Website and app data records:
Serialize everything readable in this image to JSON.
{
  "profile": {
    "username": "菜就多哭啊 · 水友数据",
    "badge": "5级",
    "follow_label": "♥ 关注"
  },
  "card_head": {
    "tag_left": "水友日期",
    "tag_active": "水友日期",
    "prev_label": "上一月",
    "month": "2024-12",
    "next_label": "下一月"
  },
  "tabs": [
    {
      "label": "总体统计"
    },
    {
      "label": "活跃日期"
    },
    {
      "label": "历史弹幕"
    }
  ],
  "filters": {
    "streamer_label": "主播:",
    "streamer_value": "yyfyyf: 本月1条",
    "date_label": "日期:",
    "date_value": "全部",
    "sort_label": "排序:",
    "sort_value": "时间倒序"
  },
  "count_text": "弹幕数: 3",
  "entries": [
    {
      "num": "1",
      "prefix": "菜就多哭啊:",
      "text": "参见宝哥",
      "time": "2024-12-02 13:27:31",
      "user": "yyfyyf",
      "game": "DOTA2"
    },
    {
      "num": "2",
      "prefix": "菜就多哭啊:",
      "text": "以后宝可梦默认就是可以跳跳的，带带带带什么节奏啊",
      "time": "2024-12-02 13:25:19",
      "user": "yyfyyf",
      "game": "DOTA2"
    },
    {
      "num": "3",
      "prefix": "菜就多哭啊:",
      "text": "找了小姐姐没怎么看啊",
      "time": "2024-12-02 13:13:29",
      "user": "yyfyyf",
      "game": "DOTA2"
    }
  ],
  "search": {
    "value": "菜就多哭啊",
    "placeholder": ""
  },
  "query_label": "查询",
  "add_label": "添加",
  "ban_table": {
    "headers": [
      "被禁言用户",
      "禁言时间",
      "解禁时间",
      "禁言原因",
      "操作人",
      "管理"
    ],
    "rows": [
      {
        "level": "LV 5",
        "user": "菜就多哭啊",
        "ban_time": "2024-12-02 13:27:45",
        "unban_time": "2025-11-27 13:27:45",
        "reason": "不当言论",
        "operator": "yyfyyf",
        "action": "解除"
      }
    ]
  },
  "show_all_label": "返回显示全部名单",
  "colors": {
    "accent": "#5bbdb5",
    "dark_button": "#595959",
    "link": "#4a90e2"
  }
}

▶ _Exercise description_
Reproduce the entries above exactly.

▶ _Task answer_
Serialize everything readable in this image to JSON.
{
  "profile": {
    "username": "菜就多哭啊 · 水友数据",
    "badge": "5级",
    "follow_label": "♥ 关注"
  },
  "card_head": {
    "tag_left": "水友日期",
    "tag_active": "水友日期",
    "prev_label": "上一月",
    "month": "2024-12",
    "next_label": "下一月"
  },
  "tabs": [
    {
      "label": "总体统计"
    },
    {
      "label": "活跃日期"
    },
    {
      "label": "历史弹幕"
    }
  ],
  "filters": {
    "streamer_label": "主播:",
    "streamer_value": "yyfyyf: 本月1条",
    "date_label": "日期:",
    "date_value": "全部",
    "sort_label": "排序:",
    "sort_value": "时间倒序"
  },
  "count_text": "弹幕数: 3",
  "entries": [
    {
      "num": "1",
      "prefix": "菜就多哭啊:",
      "text": "参见宝哥",
      "time": "2024-12-02 13:27:31",
      "user": "yyfyyf",
      "game": "DOTA2"
    },
    {
      "num": "2",
      "prefix": "菜就多哭啊:",
      "text": "以后宝可梦默认就是可以跳跳的，带带带带什么节奏啊",
      "time": "2024-12-02 13:25:19",
      "user": "yyfyyf",
      "game": "DOTA2"
    },
    {
      "num": "3",
      "prefix": "菜就多哭啊:",
      "text": "找了小姐姐没怎么看啊",
      "time": "2024-12-02 13:13:29",
      "user": "yyfyyf",
      "game": "DOTA2"
    }
  ],
  "search": {
    "value": "菜就多哭啊",
    "placeholder": ""
  },
  "query_label": "查询",
  "add_label": "添加",
  "ban_table": {
    "headers": [
      "被禁言用户",
      "禁言时间",
      "解禁时间",
      "禁言原因",
      "操作人",
      "管理"
    ],
    "rows": [
      {
        "level": "LV 5",
        "user": "菜就多哭啊",
        "ban_time": "2024-12-02 13:27:45",
        "unban_time": "2025-11-27 13:27:45",
        "reason": "不当言论",
        "operator": "yyfyyf",
        "action": "解除"
      }
    ]
  },
  "show_all_label": "返回显示全部名单",
  "colors": {
    "accent": "#5bbdb5",
    "dark_button": "#595959",
    "link": "#4a90e2"
  }
}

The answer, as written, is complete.